Sorry, I am not familiar with the loans. I think I averaged about $2500 a semester some cheaper and only a couple were more. I spent about $200 on books a semester and thats about all. So if you are able to work and have any extra money some of this could be paid for each semester. I was mainly talking about the science classes. They were actually very easy, I was surprised. Like I said the hardest part was just not knowing what to study because it was so much material and they didn't narrow it down any. The best class was my women's, we had notes so it made studying much easier.
I'm also thinking about doing an FNP online program through here. I will be working Monday through Friday 8-5. Do you know of anyone in the past who has been able to get clinical hours in on weekends only? This is my only issue...
I would doubt it. I had a m-f 8-5 job and ended up leaving it for a 7-7 job so I would have more time. If your work could work around it or you could go part time some i think it would work. You do clinicals in family, womens and peds. Hard to find any offices open on weekends to do this. You have the whole semester to do clinicals so you could do a day or two a week and get a lot done. Some are 120 hours a semester and that would be much harder.
I agree with lowerylb, I'm pretty sure it would be impossible to get your clinical hours in working m-f. I worked 12 hr nights Fri, Sat and Sun so I could do clinicals and course work during the week.
I know lowerylb said that tests were open book, but most of mine were timed and there would have been no way to look up answers in the 30-60 min we had for the quizzes or tests. I mean, you might have had a chance to look up a few, but unless you knew exactly where to look I doubt it was possible to look up a big number of them. I think it may have depended on which class you were in, but idk.
I graduated BSU Dec 2010. If you are self motivated it's a good education. If you lack discipline it won't be easy.
I'm currently in the BSU online FNP program and just about to finish my first year. I find the program to be very doable while working. One of the things that could be challenging is setting up your own clinicals and having all the right paperwork filled out on time. So far so good. As mentioned above, it may be challenging the last semester to squeeze in all those clinical hours and work.
I'd still appreciate any feedback/suggestions regarding the program.....It's always good to run into Alumni from a school. Especially being online, when people who attend the program are from all over.
BSU is a very good school. I got my first degree there in the 1980's (good ole Muncie, IN). Almost went to their ABSN program. Was accepted but declined for a less expensive option. Currently in a ANP program that costs about 3500 a semester. FAFSA said I could have 20k in their grad plus program. I declined as I do not need that much with my value priced education. Overall, if I was not in this program, I would have attended BSU.

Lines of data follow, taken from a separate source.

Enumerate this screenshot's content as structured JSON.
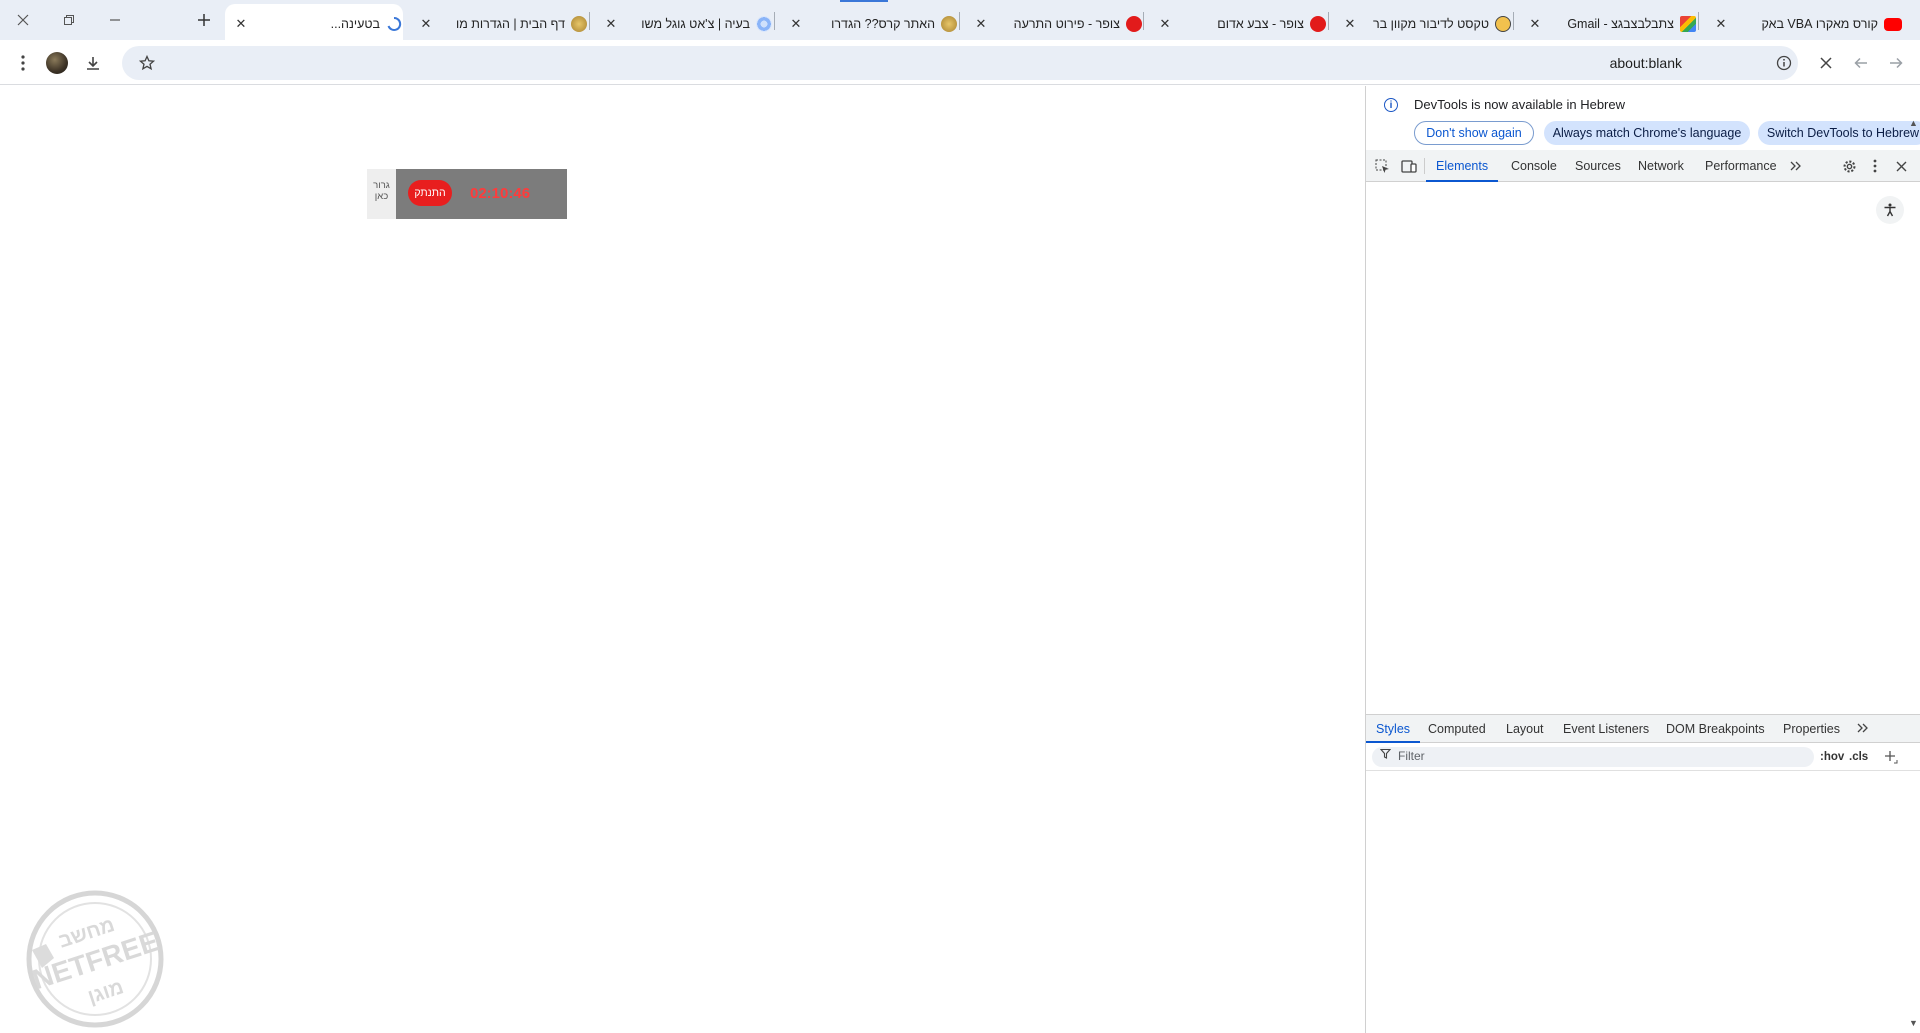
{
  "browser": {
    "tabs": [
      {
        "title": "קורס מאקרו VBA באק",
        "favicon_color": "#ff0000",
        "favicon": "youtube-icon"
      },
      {
        "title": "צתבלבצבגצ - Gmail",
        "favicon_color": "#ea4335",
        "favicon": "gmail-icon"
      },
      {
        "title": "טקסט לדיבור מקוון בר",
        "favicon_color": "#f2c14e",
        "favicon": "smiley-icon"
      },
      {
        "title": "צופר - צבע אדום",
        "favicon_color": "#e21b1b",
        "favicon": "siren-icon"
      },
      {
        "title": "צופר - פירוט התרעה",
        "favicon_color": "#e21b1b",
        "favicon": "siren-icon"
      },
      {
        "title": "האתר קרס?? הגדרו",
        "favicon_color": "#c8a14a",
        "favicon": "netfree-icon"
      },
      {
        "title": "בעיה | צ'אט גוגל משו",
        "favicon_color": "#8ab4f8",
        "favicon": "gear-loader-icon"
      },
      {
        "title": "דף הבית | הגדרות מו",
        "favicon_color": "#c8a14a",
        "favicon": "netfree-icon"
      },
      {
        "title": "בטעינה...",
        "favicon_color": "#3a77d8",
        "favicon": "loading-spinner-icon",
        "active": true
      }
    ],
    "address_bar": {
      "url": "about:blank"
    }
  },
  "page": {
    "widget": {
      "drag_label_line1": "גרור",
      "drag_label_line2": "כאן",
      "disconnect_label": "התנתק",
      "timer": "02:10:46"
    }
  },
  "devtools": {
    "banner": {
      "text": "DevTools is now available in Hebrew",
      "dont_show": "Don't show again",
      "always_match": "Always match Chrome's language",
      "switch": "Switch DevTools to Hebrew"
    },
    "main_tabs": [
      "Elements",
      "Console",
      "Sources",
      "Network",
      "Performance"
    ],
    "active_main_tab": "Elements",
    "styles_tabs": [
      "Styles",
      "Computed",
      "Layout",
      "Event Listeners",
      "DOM Breakpoints",
      "Properties"
    ],
    "active_styles_tab": "Styles",
    "filter_placeholder": "Filter",
    "hov_label": ":hov",
    "cls_label": ".cls"
  }
}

I'm about to graduate Ball State FNP program and I agree with NPinWCH that if you are disciplined it can be very doable. Although the tests are online they are timed and unless you studied there is just no time to look things up. I am enjoying the program and I would do it again. I just wish there wasn't such a large amount of reading do and to remember without any specific guidance as to what is or isn't important, but overall I'm happy with it.
Thanks to all you have posted. I to am looking to go back to school for FNP, I live in Illinois, and I am seriously looking at Ball State. It seems that many of the FNP programs in Illinois are either not online, private schools ($$$), or require a BSN before entry. I have a BA in another field along with a RN ADN. Any further information would be greatly appreciated!